Research: Trans-media approaches to knowledge production and distribution. Networked platforms as co-learning environments. On-line video, social video, networked co-production and collaboration. Emergent dramaturgies, methodologies and performance practices in relation with networked technologies, cognitive science, cybernetics, systems theory and complexity. Curatorial practices for contemporary performing arts on networked environments.
Collaborative technologies and methods within organizational and educational environments. Mobile technologies for video production and display. Collaborative Creativity, organizational and social innovation in online and off-line spaces.
Theoretical developments on networked environments and embodied cognition Counter-culture,cyber-culture and theories of the body/creative process.
In her PhD, Schmidt examines temporality, measurement and self-accountancy in the work of young performance artists educated within the Bologna Process. Her main concerns are contemporary forms of collective organisation and infrastructural performance as response to neoliberal demands and austerity politics.
Schmidt studied Comparative Literature and Modern Cultural Studies at the University of Copenhagen and was a guest student at Applied Theatre Studies in Giessen. From 2011 to 2016 she was artistic research associate and teaching at the BA-programme “Dance, Context, Choreography” at Inter-University of Dance /University of the Arts in Berlin. She has been a guest lecturer at the Danish National School of Performing Arts, The Royal Danish Academy of Fine Arts and the Danish writer's school (Forfatterskolen).

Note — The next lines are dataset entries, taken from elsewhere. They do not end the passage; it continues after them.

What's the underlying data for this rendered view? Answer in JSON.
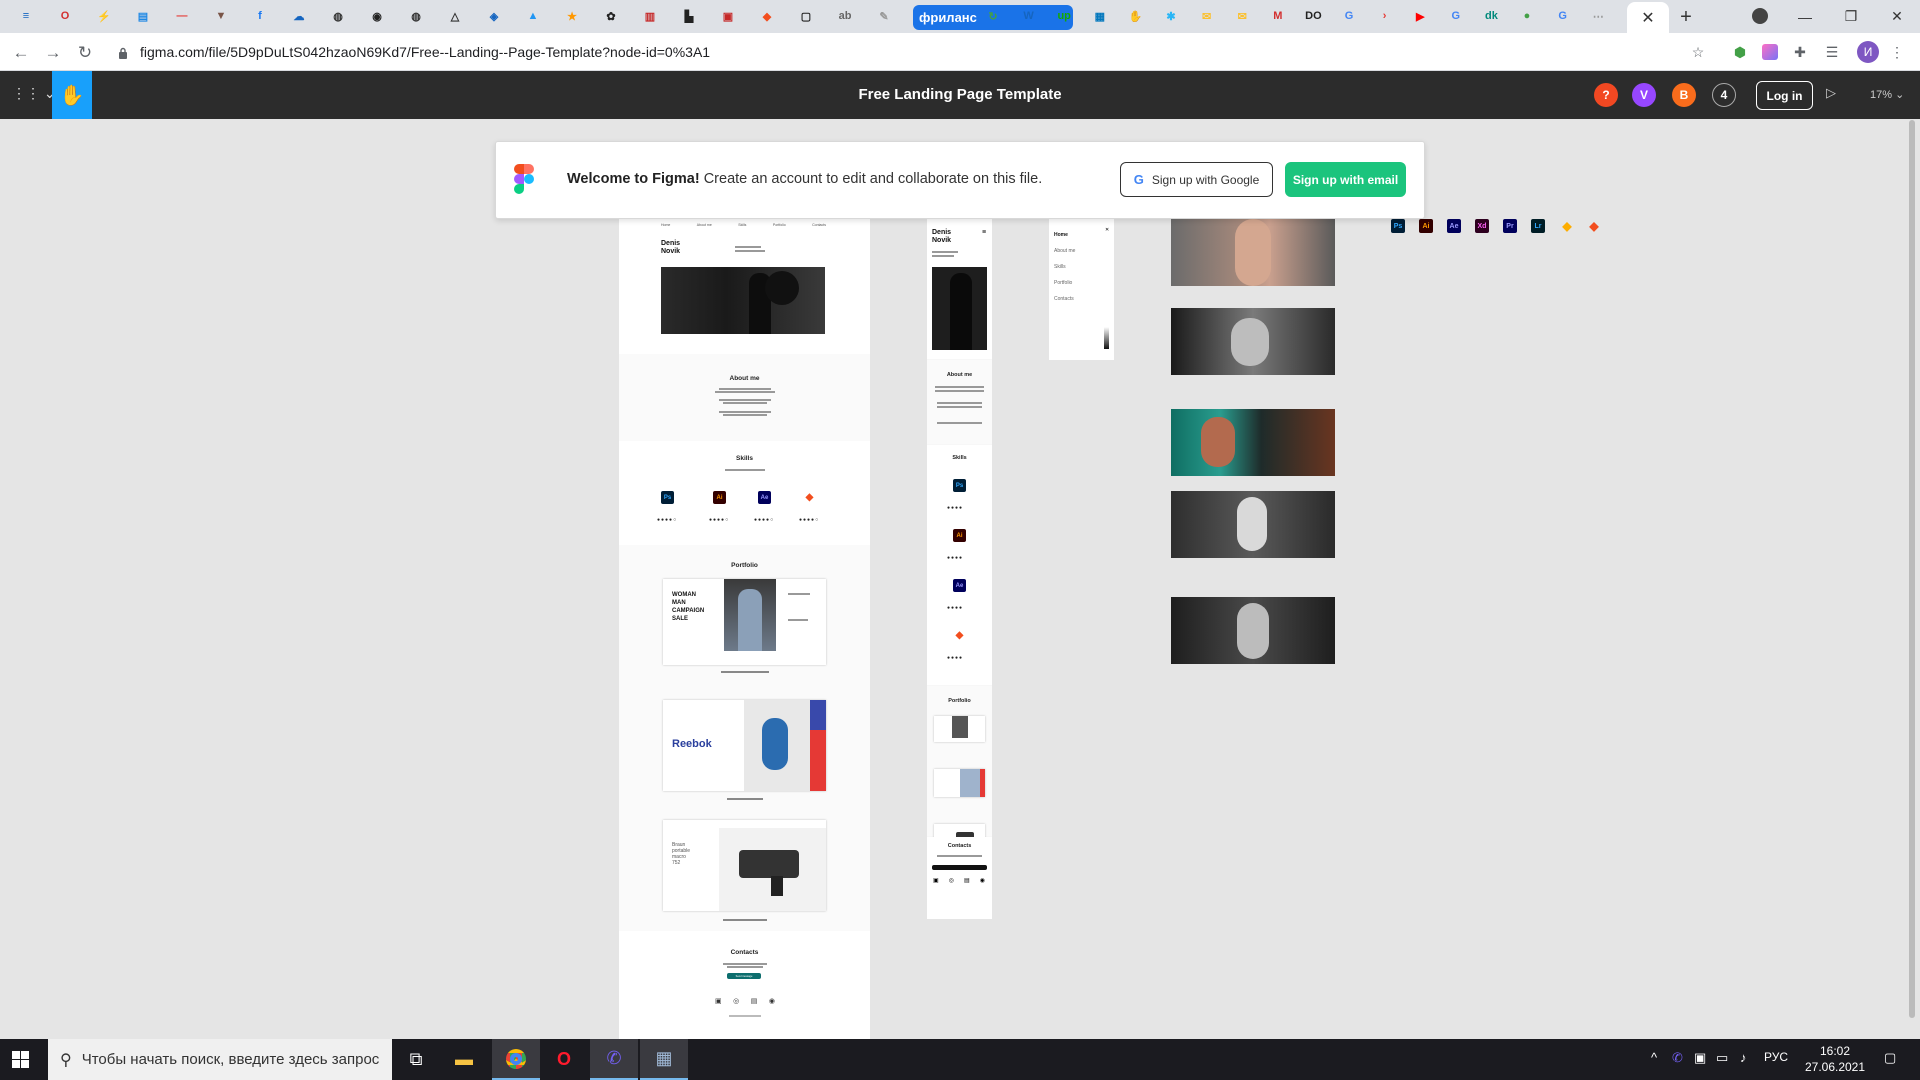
{
  "browser": {
    "pinned_tabs": [
      {
        "icon": "menu-icon",
        "glyph": "≡",
        "color": "#1565c0"
      },
      {
        "icon": "opera-icon",
        "glyph": "O",
        "color": "#d32f2f"
      },
      {
        "icon": "bolt-icon",
        "glyph": "⚡",
        "color": "#f9a825"
      },
      {
        "icon": "chart-icon",
        "glyph": "▤",
        "color": "#1e88e5"
      },
      {
        "icon": "dash-icon",
        "glyph": "—",
        "color": "#e53935"
      },
      {
        "icon": "fox-icon",
        "glyph": "▼",
        "color": "#795548"
      },
      {
        "icon": "facebook-icon",
        "glyph": "f",
        "color": "#1877f2"
      },
      {
        "icon": "cloud-icon",
        "glyph": "☁",
        "color": "#1565c0"
      },
      {
        "icon": "globe-icon",
        "glyph": "◍",
        "color": "#333"
      },
      {
        "icon": "github-icon",
        "glyph": "◉",
        "color": "#222"
      },
      {
        "icon": "globe-icon",
        "glyph": "◍",
        "color": "#333"
      },
      {
        "icon": "triangle-icon",
        "glyph": "△",
        "color": "#333"
      },
      {
        "icon": "shield-icon",
        "glyph": "◈",
        "color": "#1565c0"
      },
      {
        "icon": "image-icon",
        "glyph": "▲",
        "color": "#2196f3"
      },
      {
        "icon": "star-icon",
        "glyph": "★",
        "color": "#ff9800"
      },
      {
        "icon": "settings-icon",
        "glyph": "✿",
        "color": "#222"
      },
      {
        "icon": "pause-icon",
        "glyph": "▥",
        "color": "#c62828"
      },
      {
        "icon": "bookmark-icon",
        "glyph": "▙",
        "color": "#222"
      },
      {
        "icon": "box-icon",
        "glyph": "▣",
        "color": "#c62828"
      },
      {
        "icon": "figma-icon",
        "glyph": "◆",
        "color": "#f24e1e"
      },
      {
        "icon": "chat-icon",
        "glyph": "▢",
        "color": "#222"
      },
      {
        "icon": "text-icon",
        "glyph": "ab",
        "color": "#666"
      },
      {
        "icon": "pin-icon",
        "glyph": "✎",
        "color": "#999"
      }
    ],
    "special_tab_label": "фриланс",
    "after_tabs": [
      {
        "icon": "upwork-icon",
        "glyph": "↻",
        "color": "#43a047"
      },
      {
        "icon": "word-icon",
        "glyph": "W",
        "color": "#1565c0"
      },
      {
        "icon": "up-icon",
        "glyph": "up",
        "color": "#14a800"
      },
      {
        "icon": "trello-icon",
        "glyph": "▦",
        "color": "#0277bd"
      },
      {
        "icon": "hand-icon",
        "glyph": "✋",
        "color": "#ff8f00"
      },
      {
        "icon": "snow-icon",
        "glyph": "✱",
        "color": "#29b6f6"
      },
      {
        "icon": "mail-icon",
        "glyph": "✉",
        "color": "#fbc02d"
      },
      {
        "icon": "mail-icon",
        "glyph": "✉",
        "color": "#fbc02d"
      },
      {
        "icon": "gmail-icon",
        "glyph": "M",
        "color": "#d32f2f"
      },
      {
        "icon": "do-icon",
        "glyph": "DO",
        "color": "#222"
      },
      {
        "icon": "google-icon",
        "glyph": "G",
        "color": "#4285f4"
      },
      {
        "icon": "arrow-icon",
        "glyph": "›",
        "color": "#e53935"
      },
      {
        "icon": "youtube-icon",
        "glyph": "▶",
        "color": "#ff0000"
      },
      {
        "icon": "google-icon",
        "glyph": "G",
        "color": "#4285f4"
      },
      {
        "icon": "dk-icon",
        "glyph": "dk",
        "color": "#00897b"
      },
      {
        "icon": "leaf-icon",
        "glyph": "●",
        "color": "#43a047"
      },
      {
        "icon": "google-icon",
        "glyph": "G",
        "color": "#4285f4"
      },
      {
        "icon": "dots-icon",
        "glyph": "⋯",
        "color": "#999"
      }
    ],
    "url": "figma.com/file/5D9pDuLtS042hzaoN69Kd7/Free--Landing--Page-Template?node-id=0%3A1",
    "profile_initial": "И"
  },
  "figma": {
    "title": "Free Landing Page Template",
    "avatars": [
      {
        "label": "?",
        "color": "#f24822"
      },
      {
        "label": "V",
        "color": "#9747ff"
      },
      {
        "label": "B",
        "color": "#f96c1c"
      },
      {
        "label": "4",
        "color": "#2c2c2c"
      }
    ],
    "login_label": "Log in",
    "zoom": "17%"
  },
  "banner": {
    "bold": "Welcome to Figma!",
    "text": " Create an account to edit and collaborate on this file.",
    "google_button": "Sign up with Google",
    "email_button": "Sign up with email"
  },
  "desktop_frame": {
    "nav": [
      "Home",
      "About me",
      "Skills",
      "Portfolio",
      "Contacts"
    ],
    "name_line1": "Denis",
    "name_line2": "Novik",
    "about_title": "About me",
    "skills_title": "Skills",
    "skills": [
      {
        "label": "Ps",
        "bg": "#001e36",
        "fg": "#31a8ff"
      },
      {
        "label": "Ai",
        "bg": "#330000",
        "fg": "#ff9a00"
      },
      {
        "label": "Ae",
        "bg": "#00005b",
        "fg": "#9999ff"
      },
      {
        "label": "",
        "bg": "#ffffff",
        "fg": "#f24e1e"
      }
    ],
    "portfolio_title": "Portfolio",
    "card1_text": "WOMAN MAN CAMPAIGN SALE",
    "card1_caption": "Online fashion store - Homepage",
    "card2_brand": "Reebok",
    "card2_caption": "Reebok Store - Concept",
    "card3_text": "Braun portable macro 752",
    "card3_caption": "Braun Landing Page - Concept",
    "contacts_title": "Contacts",
    "contacts_button": "Send message"
  },
  "mobile_frame": {
    "name_line1": "Denis",
    "name_line2": "Novik",
    "about_title": "About me",
    "skills_title": "Skills",
    "portfolio_title": "Portfolio",
    "contacts_title": "Contacts"
  },
  "menu_frame": {
    "items": [
      "Home",
      "About me",
      "Skills",
      "Portfolio",
      "Contacts"
    ]
  },
  "app_icons": [
    {
      "label": "Ps",
      "bg": "#001e36",
      "fg": "#31a8ff"
    },
    {
      "label": "Ai",
      "bg": "#330000",
      "fg": "#ff9a00"
    },
    {
      "label": "Ae",
      "bg": "#00005b",
      "fg": "#9999ff"
    },
    {
      "label": "Xd",
      "bg": "#2e001f",
      "fg": "#ff61f6"
    },
    {
      "label": "Pr",
      "bg": "#00005b",
      "fg": "#9999ff"
    },
    {
      "label": "Lr",
      "bg": "#001d26",
      "fg": "#31a8ff"
    },
    {
      "label": "",
      "bg": "transparent",
      "fg": "#fdad00"
    },
    {
      "label": "",
      "bg": "transparent",
      "fg": "#f24e1e"
    }
  ],
  "taskbar": {
    "search_placeholder": "Чтобы начать поиск, введите здесь запрос",
    "language": "РУС",
    "time": "16:02",
    "date": "27.06.2021"
  }
}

Schmidt has published the book Who’s There? Subject on Stage in Reality and a number of peer reviewed articles in journals such as Danish Kultur & Klasse and Peripeti, as well asNordic Theatre Studies Journal. Furthermore, she has worked and toured internationally as a performance artist for the last decade, and from 2014–2016 she was the curator and artistic director of the international performance art festival WORKS AT WORK in Dansehallerne, Copenhagen.